Winona’s own Little Warriors Drum Corps brought up the rear – they are amazing when they are in there element, many ages and cultures of kids who have found a place to showcase their talent. (Wish you could see the littlest guy better.)

When was the last time you watched a parade, or attended a summer festival?

Where else have you been able to gather where there are people of all ages, and from all walks of life?

Messages To The World

Our puppy gets two or three walks a day, and this has afforded me more observations of the neighborhood. I noticed on my most recent walk a faux rustic sign on a front porch that said in rather decorative lettering “Don’t Let The Top Step Kick Your Ass.”

That sign had been purchased, not made by the home owners. I have a hard time understanding why people would put a sign like that in the yard. I suppose it is meant to be amusing. It sure makes me hesitant to get to know them.

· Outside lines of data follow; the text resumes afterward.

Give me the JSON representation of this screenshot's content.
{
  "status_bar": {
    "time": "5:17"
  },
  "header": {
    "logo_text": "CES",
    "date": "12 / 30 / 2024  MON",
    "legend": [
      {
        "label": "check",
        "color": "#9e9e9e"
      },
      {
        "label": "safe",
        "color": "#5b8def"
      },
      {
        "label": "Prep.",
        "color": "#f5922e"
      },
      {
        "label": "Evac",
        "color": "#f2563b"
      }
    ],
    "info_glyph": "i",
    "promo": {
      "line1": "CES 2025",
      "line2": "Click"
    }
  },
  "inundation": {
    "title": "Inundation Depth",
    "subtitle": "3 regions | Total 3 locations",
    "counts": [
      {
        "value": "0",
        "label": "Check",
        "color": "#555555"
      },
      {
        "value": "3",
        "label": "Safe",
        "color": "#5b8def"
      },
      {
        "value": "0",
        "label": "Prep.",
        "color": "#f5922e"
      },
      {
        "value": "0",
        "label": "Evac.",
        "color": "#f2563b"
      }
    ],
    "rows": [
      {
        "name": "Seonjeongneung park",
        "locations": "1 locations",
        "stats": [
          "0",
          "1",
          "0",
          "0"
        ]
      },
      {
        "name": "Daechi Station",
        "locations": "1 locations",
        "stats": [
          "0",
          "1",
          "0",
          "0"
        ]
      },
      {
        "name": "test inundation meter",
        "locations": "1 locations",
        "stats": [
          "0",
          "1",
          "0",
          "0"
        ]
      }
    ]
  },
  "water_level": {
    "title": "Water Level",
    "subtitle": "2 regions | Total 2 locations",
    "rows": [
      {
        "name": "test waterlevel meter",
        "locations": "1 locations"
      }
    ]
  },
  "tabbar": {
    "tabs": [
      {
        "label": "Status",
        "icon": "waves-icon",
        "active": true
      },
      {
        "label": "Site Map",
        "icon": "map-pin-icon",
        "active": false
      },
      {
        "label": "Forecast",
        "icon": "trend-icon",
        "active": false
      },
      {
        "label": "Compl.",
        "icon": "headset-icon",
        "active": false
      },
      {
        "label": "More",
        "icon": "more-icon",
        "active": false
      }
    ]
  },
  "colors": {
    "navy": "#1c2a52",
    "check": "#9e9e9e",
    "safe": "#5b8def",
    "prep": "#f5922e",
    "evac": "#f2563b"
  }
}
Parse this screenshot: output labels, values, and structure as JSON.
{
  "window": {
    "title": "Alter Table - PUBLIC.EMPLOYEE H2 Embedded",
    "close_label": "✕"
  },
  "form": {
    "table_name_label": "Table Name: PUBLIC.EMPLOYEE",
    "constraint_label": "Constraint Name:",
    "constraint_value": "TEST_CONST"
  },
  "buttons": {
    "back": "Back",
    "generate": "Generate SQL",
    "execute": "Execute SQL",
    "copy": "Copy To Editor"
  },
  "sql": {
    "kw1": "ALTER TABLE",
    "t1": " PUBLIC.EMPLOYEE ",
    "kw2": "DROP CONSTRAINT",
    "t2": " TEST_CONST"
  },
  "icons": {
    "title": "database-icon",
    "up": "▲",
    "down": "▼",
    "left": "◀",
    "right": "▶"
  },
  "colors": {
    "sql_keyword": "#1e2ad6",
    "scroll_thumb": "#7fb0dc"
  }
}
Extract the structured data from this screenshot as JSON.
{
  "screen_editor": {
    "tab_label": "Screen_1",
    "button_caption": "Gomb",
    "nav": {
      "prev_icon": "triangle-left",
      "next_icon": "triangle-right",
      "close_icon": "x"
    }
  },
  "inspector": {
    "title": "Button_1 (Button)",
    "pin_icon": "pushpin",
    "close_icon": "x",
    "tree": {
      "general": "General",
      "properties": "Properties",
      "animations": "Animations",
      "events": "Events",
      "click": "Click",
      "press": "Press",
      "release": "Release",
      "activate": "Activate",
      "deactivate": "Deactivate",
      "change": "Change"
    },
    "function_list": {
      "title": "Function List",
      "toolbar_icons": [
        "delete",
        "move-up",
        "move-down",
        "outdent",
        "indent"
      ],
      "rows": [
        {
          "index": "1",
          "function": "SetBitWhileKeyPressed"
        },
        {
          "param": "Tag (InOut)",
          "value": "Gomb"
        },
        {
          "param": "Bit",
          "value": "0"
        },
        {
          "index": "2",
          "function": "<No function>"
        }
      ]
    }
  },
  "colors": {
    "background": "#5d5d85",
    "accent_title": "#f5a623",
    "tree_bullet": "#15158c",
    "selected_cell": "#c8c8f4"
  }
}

We have a small, cast iron pig with wings in one of our front perennial beds. I hope it tells people we are somewhat fanciful and goofy. The Gulf War veteran down the block has an American flag along with his Marine Corps flag. He is a good guy. I am happy to say our neighborhood Trump supporters don’t have any signs up. I suppose if I really wanted our neighbors to know what we stand for we would erect a free little library by the front Spruce trees.

What signs or symbols do you have in or outside your home that could tell people about you? What messages would you want to convey to the world from your yard?

Big Storm

At about 4:30 yesterday afternoon a huge thunderstorm roared through town. Husband and I were at work. The wind was well over 60 MPH, and the rain was torrential. For a while it was impossible to see anything out of the office windows due to the rain and wind.

Driving home was difficult, what with the flash flooding. The water was halfway up the tires of our van in some intersections. I never saw rain like this in our 35 years here.

We arrived to this when we got home. That is our front yard veggie garden.

There was no hail in the part of town our office building is in, but our home neighborhood got nailed. The hail was about 1/2 inch in diameter. I think much of the garden is lost.

The rhubarb didn’t fare too well, either

This is disappointing, to say the least. We still have some cabbage plants and cantaloupes to put out, and I think the chard, kohlrabi, and peas are ok. Tomatoes, peppers, and pole beans may be lost. It is too early to say. We never had a hail storm like this, either, so I don’t know how plants recover after something like this.

Husband will be in Bismarck today, and is going to Lowes to check for tomato and pepper plants. There aren’t many bedding plants left in our greenhouses here.

Got any hail stories? How do you handle disappointments?